The news surfaced on YCombinator and was further elaborated in a TenFourFox Development article dated September 19. Starting in January 2024, Gmail will exclusively load in Standard view on both desktop and mobile web platforms, regardless of your browser choice or previous settings.
Gmail’s Basic HTML mode, cherished for its simplicity and speed when compared to its feature-rich counterparts, is getting phased out. This stripped-down version of Gmail, which provided a streamlined and faster experience, is already causing difficulties for users trying to access it, even before its official deprecation.
For the uninitiated, Basic HTML view offers a simplified Gmail interface, designed to be lightning-fast and highly accessible, particularly for users with slower internet connections, older devices, or browsers like TenFourFox. While it covers essential email functions such as sending, receiving, and organizing emails, it lacks many of the bells and whistles found in the full-fledged Gmail experience.
The primary concern lies in accessibility. Users who rely on screen readers, operate on sluggish connections, or use dated devices have found Basic HTML to be a more user-friendly option. With its impending retirement, questions arise about whether Gmail’s standard interface will meet the stringent accessibility standards some users require and how it will impact those with older or limited systems.
Beyond the immediate user experience and accessibility considerations, the demise of Basic HTML view raises broader questions. Some argue that tech companies should optimize web applications for speed and efficiency, leveraging advancements in computing power to deliver faster-loading apps and websites. On the other hand, the TenFourFox Development article suggests that Google might be intentionally phasing out users who do not fully engage with its suite of products and services, as they are less likely to be monetized.

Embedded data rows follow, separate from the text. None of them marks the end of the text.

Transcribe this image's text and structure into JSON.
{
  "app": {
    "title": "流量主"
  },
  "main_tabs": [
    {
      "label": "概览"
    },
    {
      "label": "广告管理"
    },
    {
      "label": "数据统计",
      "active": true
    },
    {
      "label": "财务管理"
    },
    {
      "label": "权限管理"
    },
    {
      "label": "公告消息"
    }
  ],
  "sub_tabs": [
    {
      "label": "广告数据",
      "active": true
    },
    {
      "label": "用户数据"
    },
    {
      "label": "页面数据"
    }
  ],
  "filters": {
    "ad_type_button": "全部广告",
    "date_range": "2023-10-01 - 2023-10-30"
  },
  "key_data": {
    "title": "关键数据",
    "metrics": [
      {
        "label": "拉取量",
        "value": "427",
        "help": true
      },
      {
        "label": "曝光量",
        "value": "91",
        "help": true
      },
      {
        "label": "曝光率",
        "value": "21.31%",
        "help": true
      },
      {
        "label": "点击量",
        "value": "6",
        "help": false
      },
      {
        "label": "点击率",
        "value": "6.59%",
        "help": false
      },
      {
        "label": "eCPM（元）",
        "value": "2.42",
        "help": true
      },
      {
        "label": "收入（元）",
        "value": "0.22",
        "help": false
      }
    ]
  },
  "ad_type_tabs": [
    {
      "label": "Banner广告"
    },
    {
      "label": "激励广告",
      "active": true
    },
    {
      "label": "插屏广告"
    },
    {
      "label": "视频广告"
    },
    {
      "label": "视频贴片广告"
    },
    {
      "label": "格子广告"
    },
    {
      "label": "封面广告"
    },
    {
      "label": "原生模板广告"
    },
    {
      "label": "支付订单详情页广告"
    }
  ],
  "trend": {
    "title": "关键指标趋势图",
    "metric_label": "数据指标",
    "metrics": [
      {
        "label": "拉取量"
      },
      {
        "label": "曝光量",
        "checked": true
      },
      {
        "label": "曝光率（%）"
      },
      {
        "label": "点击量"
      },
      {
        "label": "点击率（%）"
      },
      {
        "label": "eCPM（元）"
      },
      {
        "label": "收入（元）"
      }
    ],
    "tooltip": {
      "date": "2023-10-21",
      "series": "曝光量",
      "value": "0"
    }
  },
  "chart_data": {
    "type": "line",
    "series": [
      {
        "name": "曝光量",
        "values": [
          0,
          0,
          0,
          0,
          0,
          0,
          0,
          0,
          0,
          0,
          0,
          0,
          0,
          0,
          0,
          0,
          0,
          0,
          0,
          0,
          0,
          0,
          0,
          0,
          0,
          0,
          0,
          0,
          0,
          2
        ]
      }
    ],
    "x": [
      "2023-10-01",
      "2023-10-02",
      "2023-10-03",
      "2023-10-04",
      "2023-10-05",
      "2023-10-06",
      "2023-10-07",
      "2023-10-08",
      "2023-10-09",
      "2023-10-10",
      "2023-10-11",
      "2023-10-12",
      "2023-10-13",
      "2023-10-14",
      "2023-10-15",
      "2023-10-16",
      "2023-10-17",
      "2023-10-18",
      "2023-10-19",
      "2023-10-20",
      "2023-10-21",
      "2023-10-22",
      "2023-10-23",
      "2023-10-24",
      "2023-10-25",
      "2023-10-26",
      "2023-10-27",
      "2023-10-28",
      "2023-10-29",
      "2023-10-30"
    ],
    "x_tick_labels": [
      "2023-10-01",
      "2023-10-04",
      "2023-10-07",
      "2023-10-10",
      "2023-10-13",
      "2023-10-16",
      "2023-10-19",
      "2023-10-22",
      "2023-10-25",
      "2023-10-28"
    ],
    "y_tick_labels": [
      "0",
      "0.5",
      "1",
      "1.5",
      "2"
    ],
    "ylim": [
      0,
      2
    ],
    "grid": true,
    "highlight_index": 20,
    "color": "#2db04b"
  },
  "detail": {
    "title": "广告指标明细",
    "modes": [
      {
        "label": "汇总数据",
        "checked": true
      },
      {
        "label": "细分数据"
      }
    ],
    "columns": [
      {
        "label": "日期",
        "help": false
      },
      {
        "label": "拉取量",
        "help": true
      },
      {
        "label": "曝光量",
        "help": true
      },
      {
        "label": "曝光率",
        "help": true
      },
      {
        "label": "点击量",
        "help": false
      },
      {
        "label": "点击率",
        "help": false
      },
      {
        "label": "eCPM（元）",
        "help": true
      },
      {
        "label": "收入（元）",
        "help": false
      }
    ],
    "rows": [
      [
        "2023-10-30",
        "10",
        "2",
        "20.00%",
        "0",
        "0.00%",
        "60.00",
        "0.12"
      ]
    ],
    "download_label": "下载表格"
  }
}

While debates continue regarding Gmail’s user options and control, some believe Google’s decision is strategic. By maintaining and updating fewer versions of the platform, the company can focus on delivering a more unified experience. While the hope remains that third-party developers might step in to create alternatives for Basic HTML mode, the outcome remains uncertain.